The truth: Filing your tax returns in April takes way more work than simply making your quarterly payments. Filing your year-end taxes means going through reams of documents to make sure you’ve accounted for all expenses and are getting any applicable deductions. Paying your quarterly taxes simply requires making an estimated payment.
“This is not as hard or as scary as you think it is,” Hall says. “The most important thing is just to manage your cash flow and make sure you’re setting some money aside for the IRS.”
As long as you have the cash to make the payment, paying quarterly taxes literally only takes a few minutes. bSolo makes it even easier, automatically withdrawing cash for your tax payments from your personal bank account when client payments come in, scheduling, and sending tax payments on your behalf.
Misconception #4: You must pay taxes on your actual income each quarter.

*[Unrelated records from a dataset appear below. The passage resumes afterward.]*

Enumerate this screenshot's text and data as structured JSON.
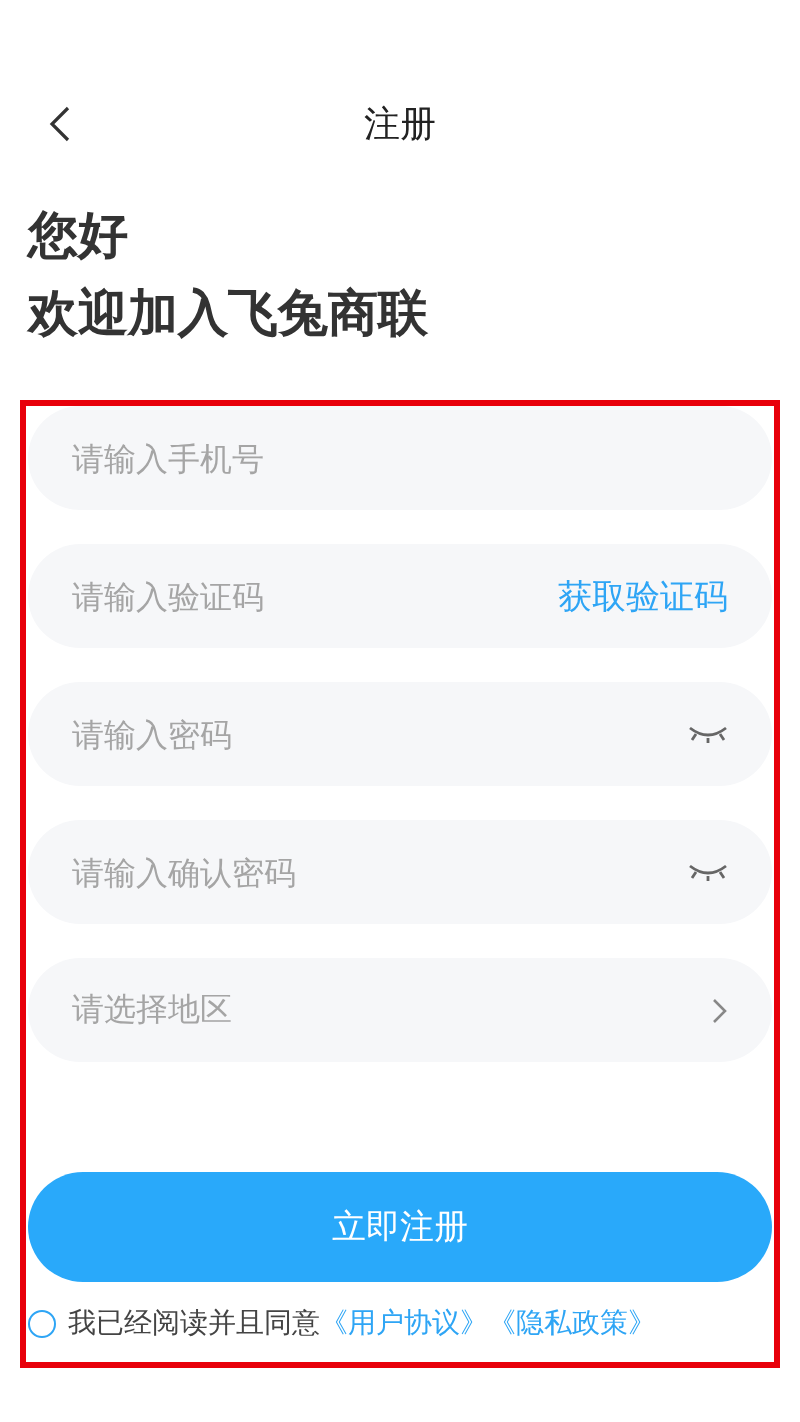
{
  "header": {
    "title": "注册"
  },
  "greeting": [
    "您好",
    "欢迎加入飞兔商联"
  ],
  "fields": [
    {
      "kind": "text",
      "placeholder": "请输入手机号"
    },
    {
      "kind": "code",
      "placeholder": "请输入验证码",
      "action": "获取验证码"
    },
    {
      "kind": "password",
      "placeholder": "请输入密码"
    },
    {
      "kind": "password",
      "placeholder": "请输入确认密码"
    },
    {
      "kind": "select",
      "placeholder": "请选择地区"
    }
  ],
  "submit": "立即注册",
  "agreement": {
    "checked": false,
    "text": "我已经阅读并且同意",
    "links": [
      "《用户协议》",
      "《隐私政策》"
    ]
  }
}
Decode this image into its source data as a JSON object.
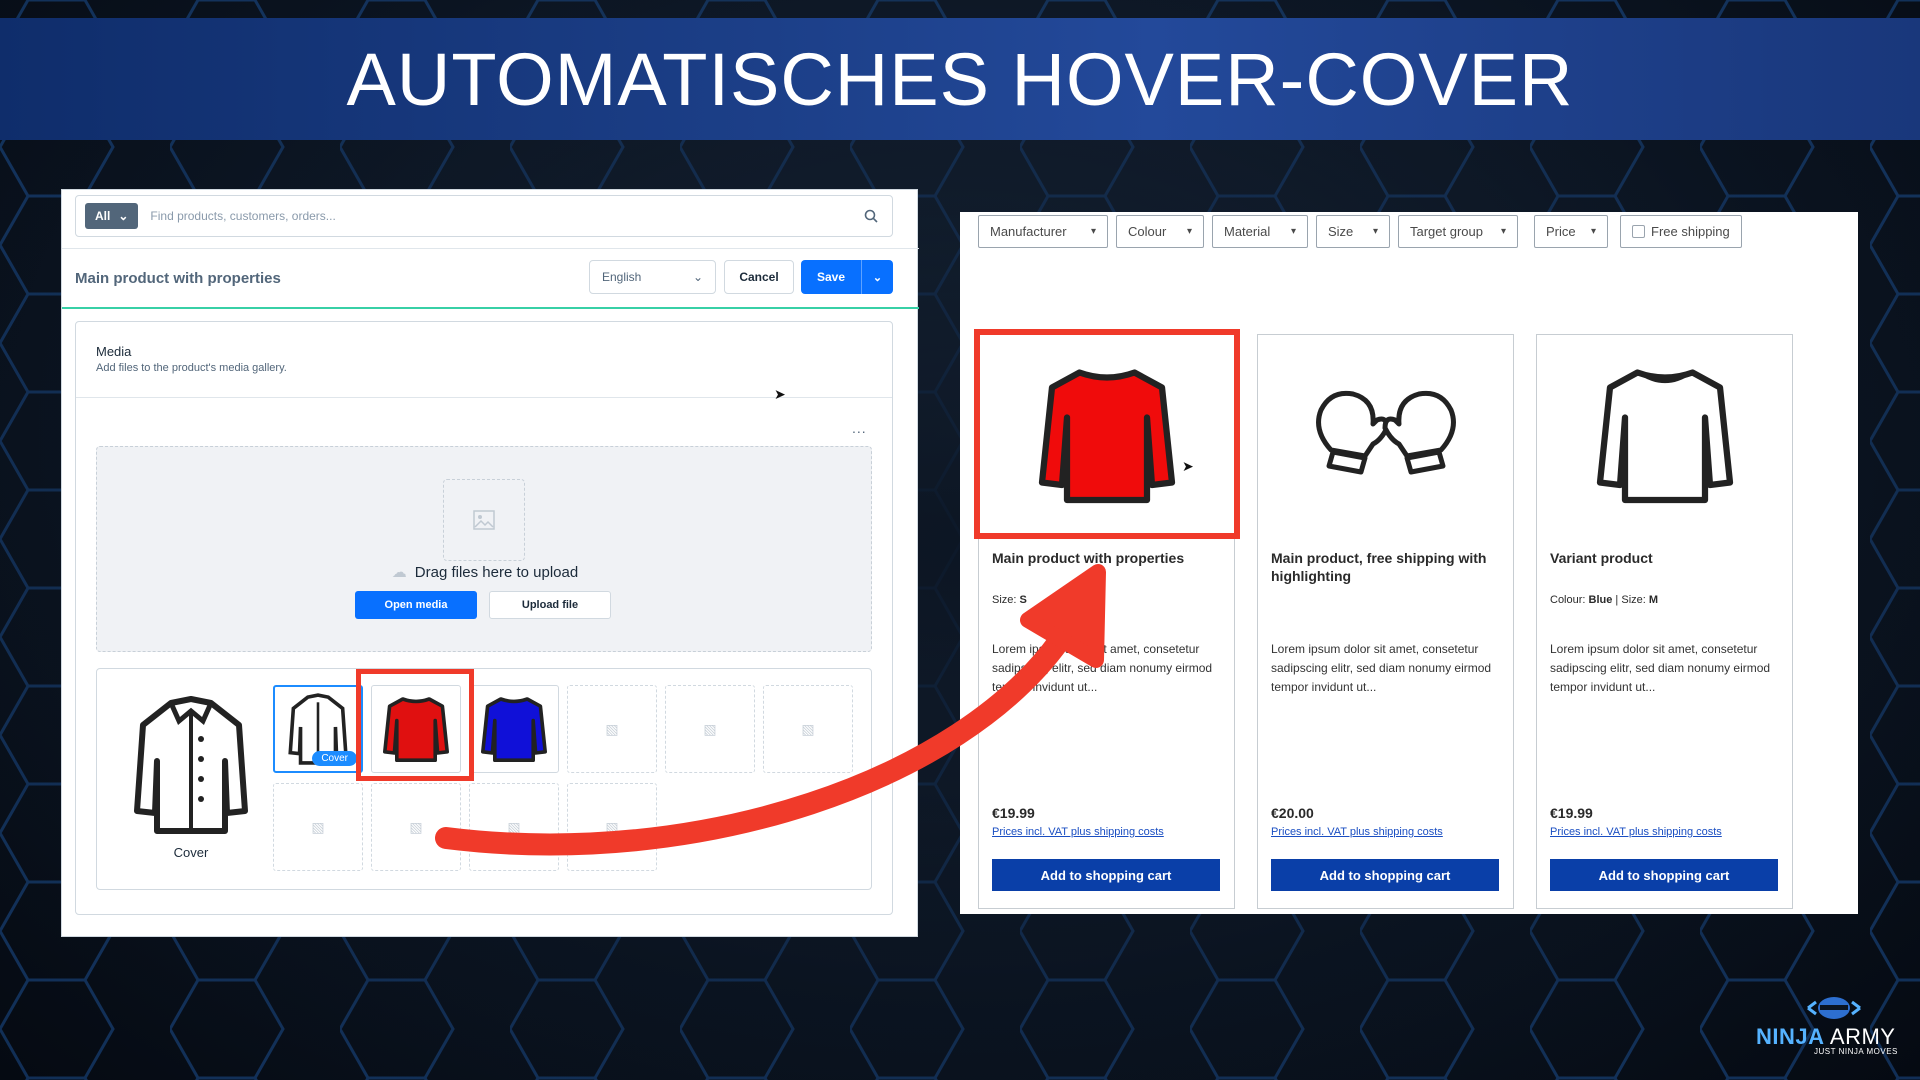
{
  "banner": {
    "title": "AUTOMATISCHES HOVER-COVER"
  },
  "admin": {
    "search": {
      "scope_label": "All",
      "placeholder": "Find products, customers, orders..."
    },
    "product_title": "Main product with properties",
    "language": "English",
    "cancel_label": "Cancel",
    "save_label": "Save",
    "media": {
      "title": "Media",
      "subtitle": "Add files to the product's media gallery.",
      "more": "...",
      "drop_text": "Drag files here to upload",
      "open_media_label": "Open media",
      "upload_label": "Upload file",
      "cover_label": "Cover",
      "cover_badge": "Cover"
    }
  },
  "store": {
    "filters": [
      "Manufacturer",
      "Colour",
      "Material",
      "Size",
      "Target group",
      "Price"
    ],
    "free_shipping_label": "Free shipping",
    "products": [
      {
        "name": "Main product with properties",
        "variant_prefix": "Size: ",
        "variant_value": "S",
        "desc": "Lorem ipsum dolor sit amet, consetetur sadipscing elitr, sed diam nonumy eirmod tempor invidunt ut...",
        "price": "€19.99",
        "vat": "Prices incl. VAT plus shipping costs",
        "cart": "Add to shopping cart",
        "icon": "red-sweater-icon"
      },
      {
        "name": "Main product, free shipping with highlighting",
        "desc": "Lorem ipsum dolor sit amet, consetetur sadipscing elitr, sed diam nonumy eirmod tempor invidunt ut...",
        "price": "€20.00",
        "vat": "Prices incl. VAT plus shipping costs",
        "cart": "Add to shopping cart",
        "icon": "mittens-icon"
      },
      {
        "name": "Variant product",
        "variant_colour_label": "Colour: ",
        "variant_colour": "Blue",
        "variant_size_label": "Size: ",
        "variant_size": "M",
        "desc": "Lorem ipsum dolor sit amet, consetetur sadipscing elitr, sed diam nonumy eirmod tempor invidunt ut...",
        "price": "€19.99",
        "vat": "Prices incl. VAT plus shipping costs",
        "cart": "Add to shopping cart",
        "icon": "sweater-outline-icon"
      }
    ]
  },
  "logo": {
    "ninja": "NINJA",
    "army": " ARMY",
    "tagline": "JUST NINJA MOVES"
  },
  "colors": {
    "highlight": "#f03a2a",
    "primary": "#0870ff",
    "cart": "#0a3fa8",
    "banner": "#1c3f88"
  }
}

The truth: You don’t need to calculate your actual income and expenses until you file your year-end taxes. Instead, the IRS allows freelancers to take advantage of the “safe harbor” provision, which allows you to use last year’s tax payments as a proxy for what you’ll owe this year. If you make quarterly payments that total the same amount as the taxes you paid last year, you won’t be subject to underpayment penalties, even if you earn significantly more this year. High earners –those who earn more than $75,000 ($150,000 for married couples filing jointly) have to make payments equal to 110% of last year’s taxes.
“That’s especially good for freelancers just starting a business, who are making more money ever year,” says Eve Davis, a enrolled agent based in Portland, Oregon. “In that case it can be hard to know how much money you’re going to make and figure out those quarterlies.”
Still, there is an option for freelancers who’d rather base their taxes on how much they expect to earn this year, need to pay at least 90% of what they earn. When you file your taxes at the end of the year, you’ll reconcile your payments with what you actually owe, just as you would if an employer withheld your taxes on your behalf. You’ll owe additional taxes (but no penalties) if you earned more than last year, and you’ll receive a refund if you’ve overpaid.
Misconception #5: My payments are due at the end of each calendar quarter.
The truth: While it would seem logical that you’d pay your quarterly taxes at the end of each quarter, the calendar is rather quirky. You quarterly payments are due on the following schedule:
- First quarter: April 15
- Second quarter: June 15
- Third quarter: September 15
- Fourth quarter: January 15 (of the following year)
Since the dates are hard to remember, you might need to set up calendar alerts to remind you when taxes are due. Or, you can use bSolo to keep track of when your payments are due and make them on your behalf.